Netflix may be one of the most popular services for streaming movies on the planet, but that doesn’t mean everyone on the planet gets the same service. Depending on which country you live in, Netflix provides you with various movies and TV shows. This differs from one country to the next, though, due in large part to the deals they have worked out with the studios and distributors behind these videos.
Many have worked around this barrier, though, by using VPNs (virtual private networks). These networks have allowed users to bypass Netflix’s geo-blocker, so, say, a British user could watch shows reserved for American audiences. Obviously, this means a lot of people in countries where Netflix isn’t even available no longer have to wait for that day to come in order to stream videos.

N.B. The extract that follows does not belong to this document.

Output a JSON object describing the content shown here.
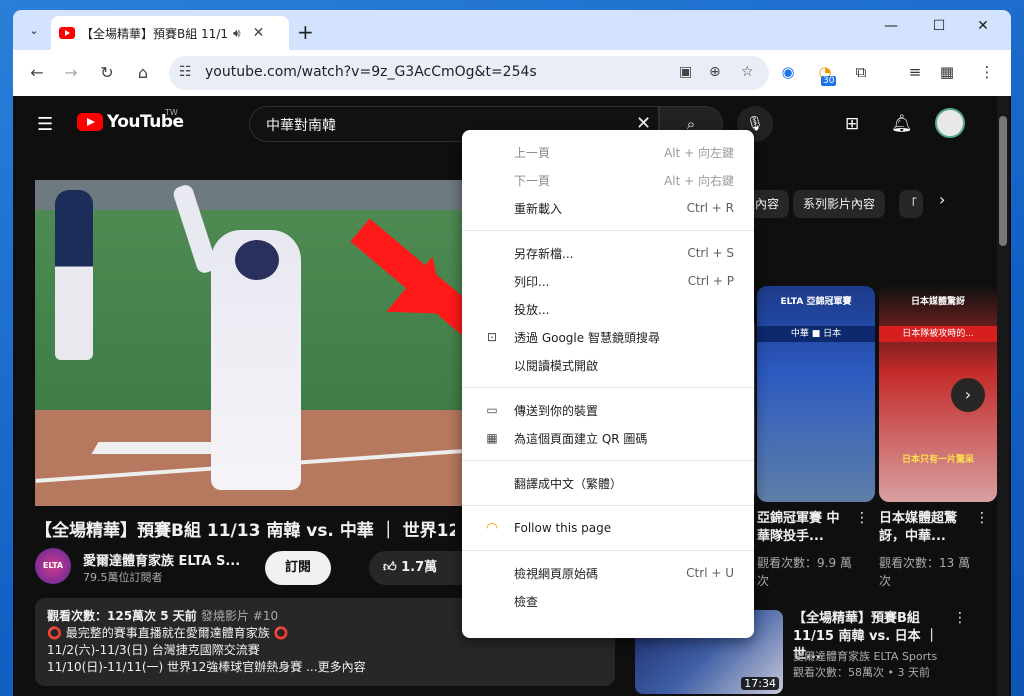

Over the past few weeks, though, it looks like Netflix may have wizened up. Many users found that they had to use Google DNS before they could watch Netflix, which usually neutralizes attempts to trick the geo-blocker.

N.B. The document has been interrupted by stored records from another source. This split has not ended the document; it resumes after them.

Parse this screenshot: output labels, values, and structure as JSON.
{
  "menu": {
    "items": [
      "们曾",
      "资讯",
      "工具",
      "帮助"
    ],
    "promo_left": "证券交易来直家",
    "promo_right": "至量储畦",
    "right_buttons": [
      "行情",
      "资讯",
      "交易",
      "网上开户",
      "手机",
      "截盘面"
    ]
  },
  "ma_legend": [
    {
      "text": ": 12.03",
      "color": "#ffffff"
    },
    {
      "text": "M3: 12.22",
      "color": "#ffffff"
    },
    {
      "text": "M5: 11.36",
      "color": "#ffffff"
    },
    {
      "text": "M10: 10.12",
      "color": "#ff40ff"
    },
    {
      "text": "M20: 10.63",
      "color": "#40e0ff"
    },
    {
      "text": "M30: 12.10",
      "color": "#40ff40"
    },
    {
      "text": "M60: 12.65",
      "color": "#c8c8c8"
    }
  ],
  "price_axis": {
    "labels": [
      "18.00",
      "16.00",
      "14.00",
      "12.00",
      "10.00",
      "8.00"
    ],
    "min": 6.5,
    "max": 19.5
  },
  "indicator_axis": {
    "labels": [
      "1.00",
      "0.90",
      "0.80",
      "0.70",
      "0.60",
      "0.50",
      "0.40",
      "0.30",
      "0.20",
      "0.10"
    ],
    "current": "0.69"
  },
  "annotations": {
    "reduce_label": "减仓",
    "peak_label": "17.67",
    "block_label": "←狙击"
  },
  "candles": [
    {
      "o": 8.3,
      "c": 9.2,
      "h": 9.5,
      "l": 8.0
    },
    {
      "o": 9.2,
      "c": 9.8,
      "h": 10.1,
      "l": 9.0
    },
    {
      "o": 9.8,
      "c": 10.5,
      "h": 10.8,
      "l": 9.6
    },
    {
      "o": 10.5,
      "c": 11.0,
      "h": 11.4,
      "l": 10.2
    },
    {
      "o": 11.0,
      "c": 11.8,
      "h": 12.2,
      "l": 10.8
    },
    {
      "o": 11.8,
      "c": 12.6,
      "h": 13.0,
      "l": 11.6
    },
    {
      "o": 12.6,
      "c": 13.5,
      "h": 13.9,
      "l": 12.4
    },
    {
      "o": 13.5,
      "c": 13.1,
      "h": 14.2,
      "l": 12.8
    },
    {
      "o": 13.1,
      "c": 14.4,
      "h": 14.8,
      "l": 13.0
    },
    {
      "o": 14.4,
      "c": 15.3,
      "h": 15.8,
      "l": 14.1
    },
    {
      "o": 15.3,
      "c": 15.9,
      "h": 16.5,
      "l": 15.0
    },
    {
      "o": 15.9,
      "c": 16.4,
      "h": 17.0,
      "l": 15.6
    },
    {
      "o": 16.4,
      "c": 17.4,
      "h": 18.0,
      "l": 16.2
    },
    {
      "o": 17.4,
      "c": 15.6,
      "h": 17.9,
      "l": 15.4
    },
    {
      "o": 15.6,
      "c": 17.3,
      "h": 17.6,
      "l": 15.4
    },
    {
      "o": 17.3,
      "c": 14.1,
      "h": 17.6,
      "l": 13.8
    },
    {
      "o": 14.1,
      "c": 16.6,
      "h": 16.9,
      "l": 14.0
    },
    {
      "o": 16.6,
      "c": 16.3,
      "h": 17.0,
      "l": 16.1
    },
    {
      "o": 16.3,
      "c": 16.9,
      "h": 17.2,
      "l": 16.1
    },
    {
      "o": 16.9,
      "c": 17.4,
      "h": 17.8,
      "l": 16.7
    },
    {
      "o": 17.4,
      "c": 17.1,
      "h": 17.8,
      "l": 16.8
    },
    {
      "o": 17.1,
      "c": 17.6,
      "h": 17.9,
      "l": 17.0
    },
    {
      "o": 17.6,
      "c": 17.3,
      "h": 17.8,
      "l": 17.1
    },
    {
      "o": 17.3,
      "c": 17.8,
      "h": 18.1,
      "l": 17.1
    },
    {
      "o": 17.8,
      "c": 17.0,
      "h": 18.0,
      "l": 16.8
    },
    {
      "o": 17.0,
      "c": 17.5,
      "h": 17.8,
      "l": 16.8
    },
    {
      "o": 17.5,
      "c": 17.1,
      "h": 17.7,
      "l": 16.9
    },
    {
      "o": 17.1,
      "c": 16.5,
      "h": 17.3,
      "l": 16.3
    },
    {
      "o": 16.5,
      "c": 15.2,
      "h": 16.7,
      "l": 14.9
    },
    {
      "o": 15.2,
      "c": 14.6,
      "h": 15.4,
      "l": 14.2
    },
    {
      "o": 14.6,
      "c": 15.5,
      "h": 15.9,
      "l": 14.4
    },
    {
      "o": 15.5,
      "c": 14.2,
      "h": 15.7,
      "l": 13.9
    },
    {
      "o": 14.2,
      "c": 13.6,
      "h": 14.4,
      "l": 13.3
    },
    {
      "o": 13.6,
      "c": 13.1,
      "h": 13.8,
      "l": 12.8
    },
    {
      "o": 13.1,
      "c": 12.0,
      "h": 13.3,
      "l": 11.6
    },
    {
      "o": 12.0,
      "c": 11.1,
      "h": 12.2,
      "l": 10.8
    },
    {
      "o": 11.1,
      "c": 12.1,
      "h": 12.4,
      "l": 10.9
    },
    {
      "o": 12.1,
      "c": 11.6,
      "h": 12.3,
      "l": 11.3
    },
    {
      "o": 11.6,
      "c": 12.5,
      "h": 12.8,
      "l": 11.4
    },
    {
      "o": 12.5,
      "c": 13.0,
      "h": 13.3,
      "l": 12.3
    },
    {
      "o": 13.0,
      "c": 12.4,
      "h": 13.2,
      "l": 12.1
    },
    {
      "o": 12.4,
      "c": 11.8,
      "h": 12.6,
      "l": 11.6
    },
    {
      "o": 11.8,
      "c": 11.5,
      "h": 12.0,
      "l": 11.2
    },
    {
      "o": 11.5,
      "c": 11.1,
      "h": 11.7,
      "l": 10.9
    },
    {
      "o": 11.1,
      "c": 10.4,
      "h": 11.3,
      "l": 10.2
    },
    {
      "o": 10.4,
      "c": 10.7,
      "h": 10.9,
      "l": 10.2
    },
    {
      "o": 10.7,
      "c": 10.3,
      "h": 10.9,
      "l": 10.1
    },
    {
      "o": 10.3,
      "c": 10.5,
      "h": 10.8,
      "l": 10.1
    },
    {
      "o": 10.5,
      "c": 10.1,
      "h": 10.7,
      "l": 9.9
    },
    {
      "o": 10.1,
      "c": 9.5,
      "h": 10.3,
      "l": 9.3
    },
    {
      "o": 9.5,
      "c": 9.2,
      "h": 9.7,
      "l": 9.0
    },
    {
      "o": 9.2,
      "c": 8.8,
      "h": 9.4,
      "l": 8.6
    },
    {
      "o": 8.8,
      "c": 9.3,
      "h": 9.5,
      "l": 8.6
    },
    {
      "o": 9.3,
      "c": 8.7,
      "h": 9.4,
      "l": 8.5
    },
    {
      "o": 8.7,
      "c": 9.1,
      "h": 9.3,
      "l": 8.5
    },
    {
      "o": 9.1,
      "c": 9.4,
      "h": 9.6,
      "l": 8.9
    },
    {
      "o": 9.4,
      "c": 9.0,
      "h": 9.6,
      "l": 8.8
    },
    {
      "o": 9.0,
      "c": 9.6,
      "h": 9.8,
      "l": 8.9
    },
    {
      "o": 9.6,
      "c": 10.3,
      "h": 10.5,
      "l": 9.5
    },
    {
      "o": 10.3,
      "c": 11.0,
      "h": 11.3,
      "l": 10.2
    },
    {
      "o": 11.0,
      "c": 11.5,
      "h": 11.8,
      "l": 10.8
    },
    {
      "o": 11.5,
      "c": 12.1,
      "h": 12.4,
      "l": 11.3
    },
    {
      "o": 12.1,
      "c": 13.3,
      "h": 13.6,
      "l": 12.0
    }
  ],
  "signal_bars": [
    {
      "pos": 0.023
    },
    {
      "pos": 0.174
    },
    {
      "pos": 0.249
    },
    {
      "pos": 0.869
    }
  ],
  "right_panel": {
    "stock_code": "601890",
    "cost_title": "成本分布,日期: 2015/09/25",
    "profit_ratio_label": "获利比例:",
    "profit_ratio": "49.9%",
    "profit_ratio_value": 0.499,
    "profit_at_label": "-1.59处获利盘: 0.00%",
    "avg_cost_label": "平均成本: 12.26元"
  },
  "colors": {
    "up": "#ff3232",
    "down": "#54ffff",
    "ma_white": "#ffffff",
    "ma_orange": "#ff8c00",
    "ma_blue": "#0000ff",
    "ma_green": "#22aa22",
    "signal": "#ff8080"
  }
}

Although Netflix insists nothing has changed about its service, it’s tough to otherwise explain why VPN service providers like TorGuard would all of a sudden start fielding so many complaints starting around mid-December. Some suspect, though, that Netflix is only testing out new methods for blocking IP addresses and simply focusing on users with excessive login attempts.

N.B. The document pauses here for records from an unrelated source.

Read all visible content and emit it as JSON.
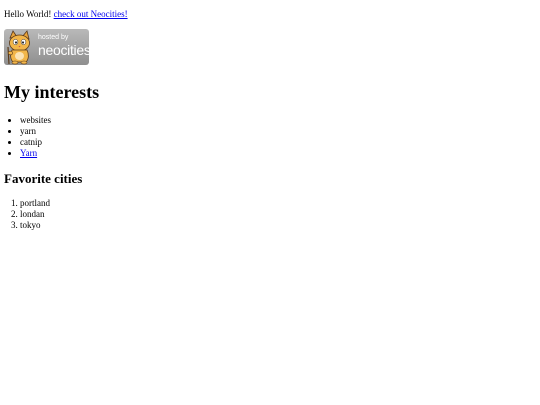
{
  "intro": {
    "text": "Hello World!",
    "link_label": "check out Neocities!"
  },
  "badge": {
    "hosted_by": "hosted by",
    "brand": "neocities",
    "mascot_icon": "cat-mascot-icon",
    "colors": {
      "background": "#a6a6a6",
      "text": "#ffffff"
    }
  },
  "interests": {
    "heading": "My interests",
    "items": [
      {
        "label": "websites",
        "is_link": false
      },
      {
        "label": "yarn",
        "is_link": false
      },
      {
        "label": "catnip",
        "is_link": false
      },
      {
        "label": "Yarn",
        "is_link": true
      }
    ]
  },
  "cities": {
    "heading": "Favorite cities",
    "items": [
      "portland",
      "londan",
      "tokyo"
    ]
  },
  "colors": {
    "link": "#0000ee",
    "text": "#000000",
    "background": "#ffffff"
  }
}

That being said, there may be a far less nefarious explanation worth considering. While users could very well be seeing an increase in blocked VPNs, this might be because Netflix updated their platform recently to help fortify streaming.
Nonetheless, whether VPNs are being blocked on purpose or by accident, the challenge remains to those trying to access Netflix this way. It will be interesting to see if these users start to transition into using various automated PVR (Personal Video Recorder) based USENET applications like Sickbeard, Sonarr and others.
If it does, Netflix will have one more hurdle to overcome in their attempts to enforce terms of service on a worldwide market where people as little as a hundred miles apart are asked to follow different rules. Considering that they don’t even have the VPN issue under control, greater numbers of PVR users could really become a problem.
Although Netflix insists they didn’t recently crack down on VPNs, you can bet they probably have plans to do so too. The question then becomes what they’ll be able to do about PVR users.